=== Begin Enclosure ===

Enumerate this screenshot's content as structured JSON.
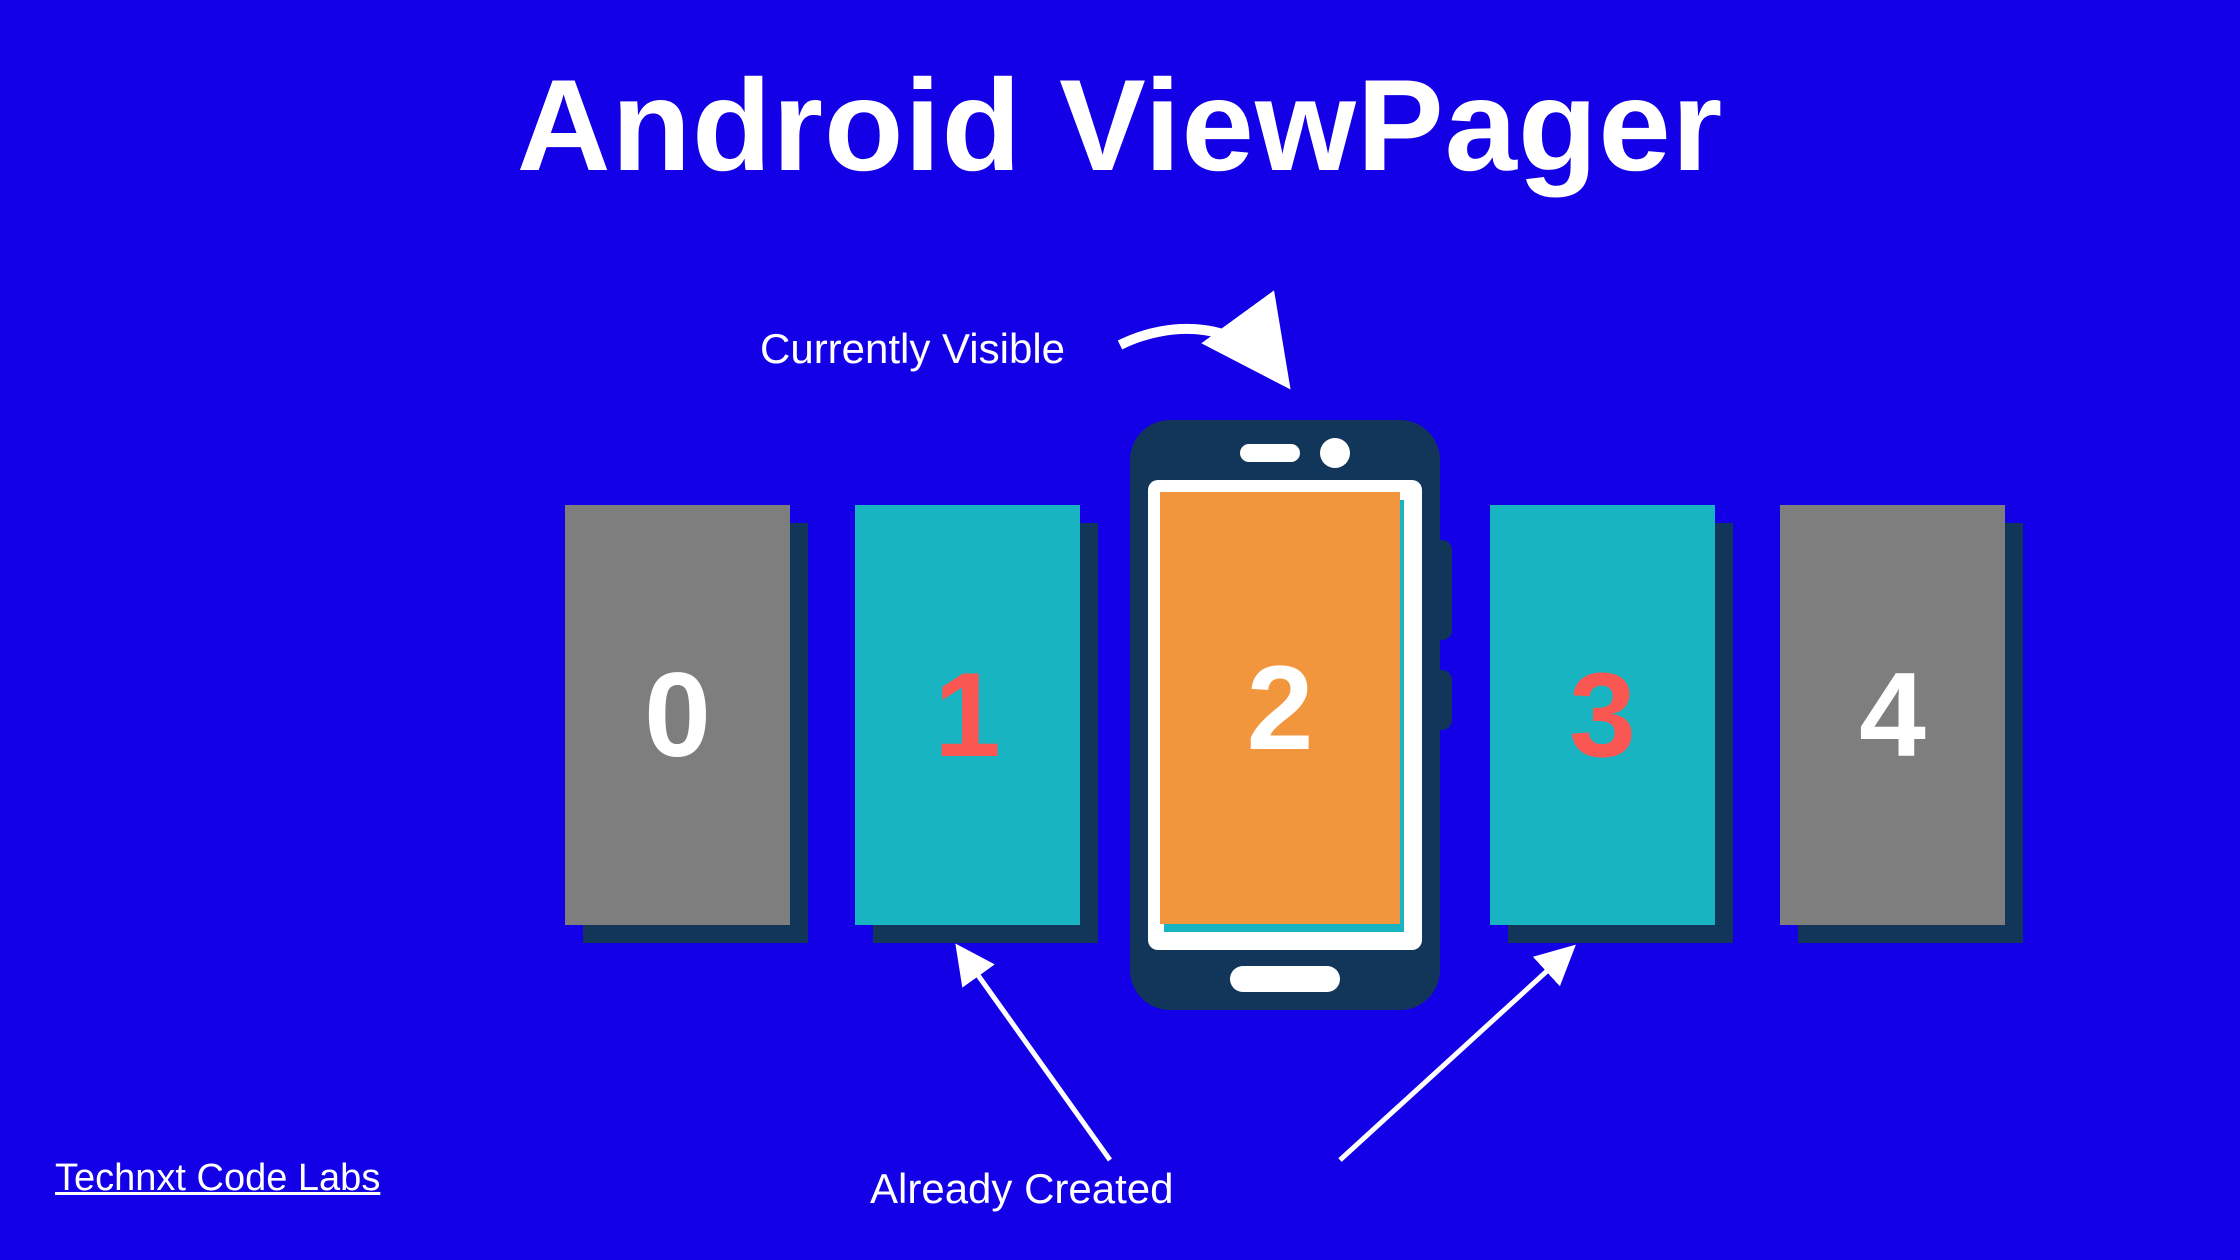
{
  "title": "Android ViewPager",
  "labels": {
    "currently_visible": "Currently Visible",
    "already_created": "Already Created"
  },
  "credit": "Technxt Code Labs",
  "cards": {
    "c0": "0",
    "c1": "1",
    "c2": "2",
    "c3": "3",
    "c4": "4"
  },
  "colors": {
    "background": "#1400E6",
    "card_gray": "#7E7E7E",
    "card_teal": "#19B4C2",
    "card_shadow": "#12365A",
    "phone_body": "#12365A",
    "phone_screen": "#F2963E",
    "accent_text": "#FA5752",
    "text": "#FFFFFF"
  }
}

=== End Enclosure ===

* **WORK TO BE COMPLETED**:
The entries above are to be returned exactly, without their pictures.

* **RESPONSE TO THE TASK**:
Enumerate this screenshot's content as structured JSON.
{
  "title": "Android ViewPager",
  "labels": {
    "currently_visible": "Currently Visible",
    "already_created": "Already Created"
  },
  "credit": "Technxt Code Labs",
  "cards": {
    "c0": "0",
    "c1": "1",
    "c2": "2",
    "c3": "3",
    "c4": "4"
  },
  "colors": {
    "background": "#1400E6",
    "card_gray": "#7E7E7E",
    "card_teal": "#19B4C2",
    "card_shadow": "#12365A",
    "phone_body": "#12365A",
    "phone_screen": "#F2963E",
    "accent_text": "#FA5752",
    "text": "#FFFFFF"
  }
}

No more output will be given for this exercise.